This may seem like a silly question, but can your body handle the 50 degree C (122 F) temperatures of much of Asia and Africa? How about the extreme cold of Siberia? Will you get monsoon rains, and does the city flood? Are roads blocked in winters? Do weather conditions create breeding grounds for malaria bearing mosquitoes? Think long and hard about a city’s of region’s weather before you decide if it’s the right place for you. Don’t assume you’ll always have electricity or power to keep you in your comfort zone!
Are you a name brand type of guy or gal who never goes generic? Well, know now that your favorite brands and products may not be available everywhere in the world. If you’re planning to move to Europe, Australia or major cities in South America and Asia, you can be pretty sure that most products will be available at the local supermarket or a specialized import store. Outside of main cities, you may not be so fortunate. Some products, like tampons, are unavailable in the entire Middle East region, save major cities and places where there are large expatriate communities. If you absolutely must have your special hair gel or your favorite cereal, it may be better to bring it with you.
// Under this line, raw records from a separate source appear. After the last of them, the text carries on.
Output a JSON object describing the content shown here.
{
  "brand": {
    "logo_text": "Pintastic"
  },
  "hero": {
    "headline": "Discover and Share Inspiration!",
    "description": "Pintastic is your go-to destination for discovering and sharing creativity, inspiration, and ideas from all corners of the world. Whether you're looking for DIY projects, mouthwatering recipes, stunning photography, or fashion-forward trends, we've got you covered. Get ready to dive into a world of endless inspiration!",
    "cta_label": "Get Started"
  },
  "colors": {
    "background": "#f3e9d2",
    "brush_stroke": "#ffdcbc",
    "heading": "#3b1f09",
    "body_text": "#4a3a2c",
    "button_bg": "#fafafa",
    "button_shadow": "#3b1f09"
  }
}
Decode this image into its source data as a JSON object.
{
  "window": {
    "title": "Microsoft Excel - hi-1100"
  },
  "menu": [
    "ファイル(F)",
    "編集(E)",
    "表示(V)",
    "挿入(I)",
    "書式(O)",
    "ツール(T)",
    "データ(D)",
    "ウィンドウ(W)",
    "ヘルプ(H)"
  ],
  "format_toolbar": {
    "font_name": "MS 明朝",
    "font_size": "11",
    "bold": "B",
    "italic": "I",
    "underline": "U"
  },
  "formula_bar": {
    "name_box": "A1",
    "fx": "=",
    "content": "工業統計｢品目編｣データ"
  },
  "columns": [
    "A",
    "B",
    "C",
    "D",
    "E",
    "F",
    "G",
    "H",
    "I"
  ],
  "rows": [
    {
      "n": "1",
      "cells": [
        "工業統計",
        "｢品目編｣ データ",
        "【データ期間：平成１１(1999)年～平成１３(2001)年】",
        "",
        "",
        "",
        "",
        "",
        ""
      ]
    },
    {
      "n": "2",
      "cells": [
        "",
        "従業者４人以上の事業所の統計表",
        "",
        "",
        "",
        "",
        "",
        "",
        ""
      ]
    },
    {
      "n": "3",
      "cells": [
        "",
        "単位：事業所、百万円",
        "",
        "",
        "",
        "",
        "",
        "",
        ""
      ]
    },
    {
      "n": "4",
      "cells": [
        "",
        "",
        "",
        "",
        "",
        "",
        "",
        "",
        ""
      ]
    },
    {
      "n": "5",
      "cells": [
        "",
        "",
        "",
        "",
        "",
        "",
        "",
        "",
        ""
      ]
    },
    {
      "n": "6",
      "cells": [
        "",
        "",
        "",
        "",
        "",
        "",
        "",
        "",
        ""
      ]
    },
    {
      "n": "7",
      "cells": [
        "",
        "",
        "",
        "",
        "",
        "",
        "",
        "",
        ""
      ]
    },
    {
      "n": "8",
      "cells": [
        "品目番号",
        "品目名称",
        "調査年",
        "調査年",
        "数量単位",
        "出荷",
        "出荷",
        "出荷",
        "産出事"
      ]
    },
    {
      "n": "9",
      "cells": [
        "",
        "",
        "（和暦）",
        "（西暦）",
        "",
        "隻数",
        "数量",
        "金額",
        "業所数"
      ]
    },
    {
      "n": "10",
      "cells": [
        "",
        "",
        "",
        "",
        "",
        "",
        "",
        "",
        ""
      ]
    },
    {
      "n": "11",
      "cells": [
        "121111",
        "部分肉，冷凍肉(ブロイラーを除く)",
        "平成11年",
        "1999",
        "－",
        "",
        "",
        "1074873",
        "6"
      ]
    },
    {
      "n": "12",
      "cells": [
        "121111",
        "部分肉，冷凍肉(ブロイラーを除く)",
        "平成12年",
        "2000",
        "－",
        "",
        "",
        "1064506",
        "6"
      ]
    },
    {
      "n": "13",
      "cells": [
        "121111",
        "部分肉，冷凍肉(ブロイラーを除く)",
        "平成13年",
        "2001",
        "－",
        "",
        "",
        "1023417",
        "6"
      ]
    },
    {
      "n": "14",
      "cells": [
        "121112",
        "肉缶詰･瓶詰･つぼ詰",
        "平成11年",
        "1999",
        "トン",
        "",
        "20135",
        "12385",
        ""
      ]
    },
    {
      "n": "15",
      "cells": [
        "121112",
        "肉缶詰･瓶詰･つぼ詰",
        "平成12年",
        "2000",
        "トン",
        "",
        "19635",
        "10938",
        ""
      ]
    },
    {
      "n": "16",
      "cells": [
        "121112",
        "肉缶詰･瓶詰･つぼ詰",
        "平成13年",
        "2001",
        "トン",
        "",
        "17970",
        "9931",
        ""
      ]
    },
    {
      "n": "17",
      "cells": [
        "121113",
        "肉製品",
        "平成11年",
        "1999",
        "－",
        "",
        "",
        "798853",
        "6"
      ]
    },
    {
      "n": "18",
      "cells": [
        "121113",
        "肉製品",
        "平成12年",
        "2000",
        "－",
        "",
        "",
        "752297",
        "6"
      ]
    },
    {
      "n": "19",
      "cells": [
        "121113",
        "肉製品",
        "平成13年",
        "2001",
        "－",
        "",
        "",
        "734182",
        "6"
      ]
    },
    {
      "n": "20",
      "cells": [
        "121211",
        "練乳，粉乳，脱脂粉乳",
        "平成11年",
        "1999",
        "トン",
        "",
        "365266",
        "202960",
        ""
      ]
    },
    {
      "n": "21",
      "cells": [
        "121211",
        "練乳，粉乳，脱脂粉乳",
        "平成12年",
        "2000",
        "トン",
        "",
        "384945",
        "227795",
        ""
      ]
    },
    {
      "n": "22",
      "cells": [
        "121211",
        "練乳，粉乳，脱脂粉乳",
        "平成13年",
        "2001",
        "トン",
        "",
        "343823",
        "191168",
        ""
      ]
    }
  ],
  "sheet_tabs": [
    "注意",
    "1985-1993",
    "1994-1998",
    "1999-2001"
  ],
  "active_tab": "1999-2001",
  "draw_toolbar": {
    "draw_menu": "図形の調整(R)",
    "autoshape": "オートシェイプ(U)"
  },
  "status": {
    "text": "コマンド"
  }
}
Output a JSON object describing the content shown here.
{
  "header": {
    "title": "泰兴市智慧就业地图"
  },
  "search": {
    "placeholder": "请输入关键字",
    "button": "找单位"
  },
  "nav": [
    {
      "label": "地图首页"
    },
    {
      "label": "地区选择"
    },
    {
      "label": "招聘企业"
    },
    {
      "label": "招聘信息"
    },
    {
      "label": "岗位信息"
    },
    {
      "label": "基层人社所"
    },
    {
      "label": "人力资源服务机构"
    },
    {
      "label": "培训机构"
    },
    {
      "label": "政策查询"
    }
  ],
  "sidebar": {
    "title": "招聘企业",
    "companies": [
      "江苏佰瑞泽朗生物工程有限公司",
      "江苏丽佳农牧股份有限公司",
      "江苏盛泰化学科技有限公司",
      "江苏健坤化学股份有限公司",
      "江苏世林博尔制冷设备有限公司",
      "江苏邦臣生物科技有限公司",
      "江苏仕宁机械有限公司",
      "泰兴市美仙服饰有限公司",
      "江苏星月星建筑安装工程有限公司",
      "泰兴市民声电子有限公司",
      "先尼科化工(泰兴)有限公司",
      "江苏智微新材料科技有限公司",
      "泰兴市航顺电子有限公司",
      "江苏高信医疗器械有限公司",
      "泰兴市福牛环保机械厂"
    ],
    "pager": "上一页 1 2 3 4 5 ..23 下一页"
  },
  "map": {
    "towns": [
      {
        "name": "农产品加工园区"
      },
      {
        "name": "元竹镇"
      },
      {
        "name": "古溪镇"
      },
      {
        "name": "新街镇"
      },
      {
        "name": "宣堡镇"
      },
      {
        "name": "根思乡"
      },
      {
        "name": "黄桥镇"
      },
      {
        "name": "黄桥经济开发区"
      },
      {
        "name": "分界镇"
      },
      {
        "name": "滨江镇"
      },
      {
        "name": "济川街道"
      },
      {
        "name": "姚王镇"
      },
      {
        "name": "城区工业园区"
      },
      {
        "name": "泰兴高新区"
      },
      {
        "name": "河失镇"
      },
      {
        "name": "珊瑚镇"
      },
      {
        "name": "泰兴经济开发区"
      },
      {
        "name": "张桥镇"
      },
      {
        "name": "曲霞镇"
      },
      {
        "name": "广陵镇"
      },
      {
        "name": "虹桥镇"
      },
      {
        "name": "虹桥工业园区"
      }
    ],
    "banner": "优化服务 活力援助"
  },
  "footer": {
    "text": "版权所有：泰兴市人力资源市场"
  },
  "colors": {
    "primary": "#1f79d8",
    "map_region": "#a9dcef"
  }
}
9. Cost of Living
What is the average cost of living in the city you plan to move to? What is not covered by your salary package that you will need to pay for out of pocket? Is your goal saving or just making ends meet? If your goal is to save, you may surprisingly be able to save more in Asia or the Middle East than in a European country where the cost of living is considerably higher. Do a little research to see average prices are and subtract that from your budget to see how much, if any, you’ll be able to save while overseas.
10. Salary Package
For most applications, this is probably the most important point. There are many expenses incurred when settling and living abroad that you may not be counting on. Ask potential employers if the following aspects are covered, and if yes, how much cash value they have.
Housing (Rent & Utilities)
Settling in Allowance
Medical & Dental Insurance
Life Insurance (Does it apply to you only, or your whole family?)
Return Airfare or Travel Reimbursement
Local Transportation – Work Related and Non Work Related
Annual Salary (How is it paid and in what currency? Is it tax free?)
Education for Children
By discussing these questions with your family and researching the different factors, you should be able to make an informed decision is living abroad is the right choice for you. You should also be able to compare two or more options in order to see which is the best choice according to your lifestyle. If you’re not quite sure why you want to live overseas, it’s a good idea to have a clear answer to that question before looking at the above factors.